This fall I had the opportunity to partner with Junior Achievement to work with high school seniors to solve a challenge for the credit union. The challenge posed was one with which all credit unions struggle: “How do we reach Gen Z?” The information gathered and presented by these students was invaluable in achieving insight into the Gen Z financial experience.
The students surveyed their peers at Norcross High School in the metro Atlanta area:
- 53.3% of students surveyed are employed
- 75.8% have a bank account
- Only 11.3% knew about credit unions, with 44.7% knowing very little (1 on a scale to 10)
These results supported the theory that while Gen Z is beginning its financial endeavors, much like prior generations, credit unions are not being considered. A lack of awareness results in these “emerging borrowers” following queues from their parents and mentors when making decisions for their choice of financial institution.
The students also polled their peers about their overall comfort level with money.
- 55.3% of students surveyed responded they manage their money well but still do not know many details about finance.
- Another 25.5% said they knew a little bit but still don’t understand how it all works
Again these results support a strong need for financial literacy among youths. Gen Z classifies the generation born since 1996. This means the oldest of this generation will be turning 25 in 2021 – meaning they’ve graduated college and are in the early years of establishing a career, family, 401K … adulting. While the subjects of this research were high school students, the seniors who responded will be graduating, starting their first job, moving out of their parents’ house and applying for their first loans and credit cards. All while only knowing the basics of finance and unaware of the difference between banks and credit unions.
This research lead to solving the overall challenge for the project – “How do we reach Gen Z?”
- 55% of respondents spend at least 4 hours a day on social media
- 36.2% spend the most time on TikTok, followed by 27.7% on Snapchat and 19.1% on Instagram
These results indicate while teens are still spending a significant amount of time on social media, the channels on which they interact are not those on which financial institutions traditionally advertise.
The key takeaway of this project was Gen Z is a prime market for financial literacy, and they would consider credit unions if they were aware of them. However, advertisements and information must be shared where they are looking. There is a huge opportunity for creative engagement on TikTok and Snapchat, channels that are not currently oversaturated by other financial institutions.
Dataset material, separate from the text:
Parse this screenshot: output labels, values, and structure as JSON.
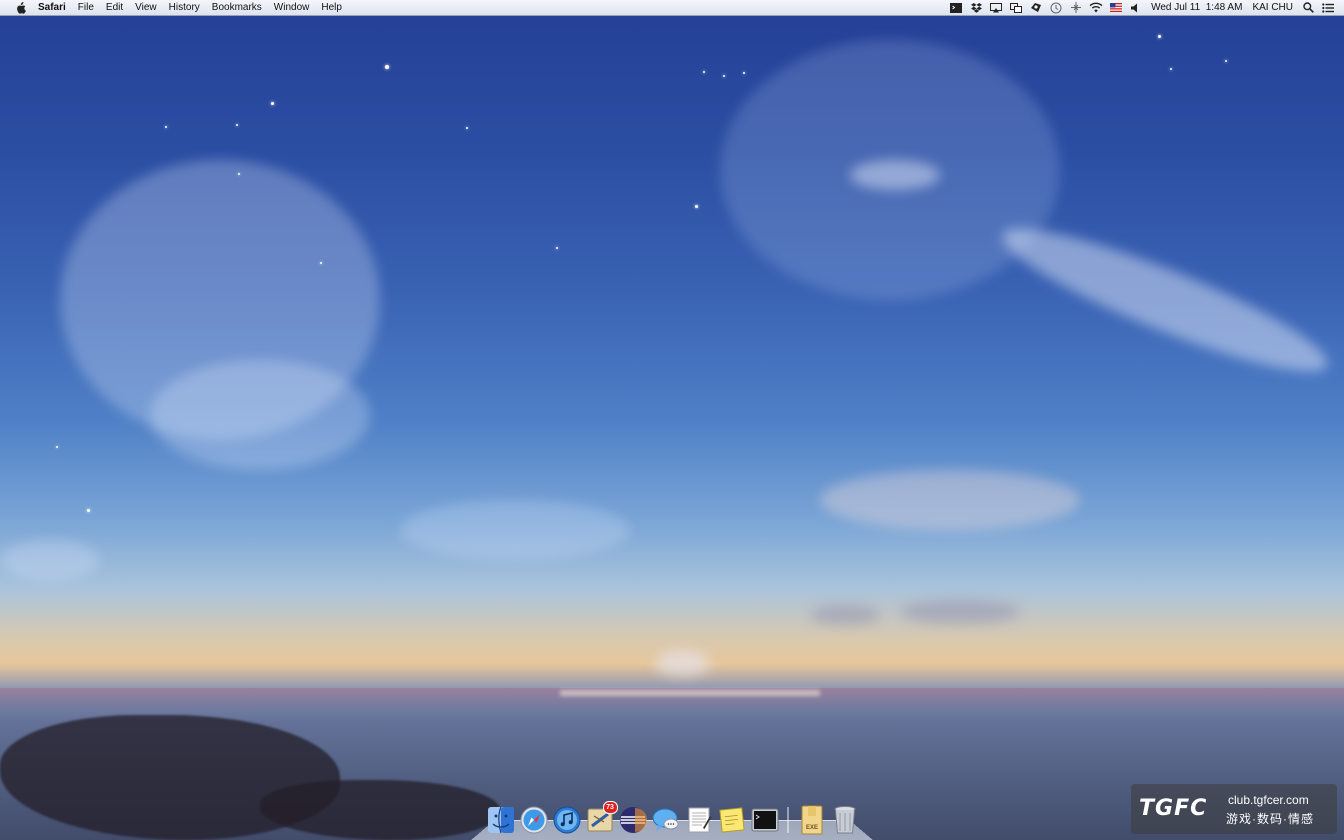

While these channels do not lend themselves to traditional social ads, with a little creative muscle, credit unions can achieve success in reaching this prime market.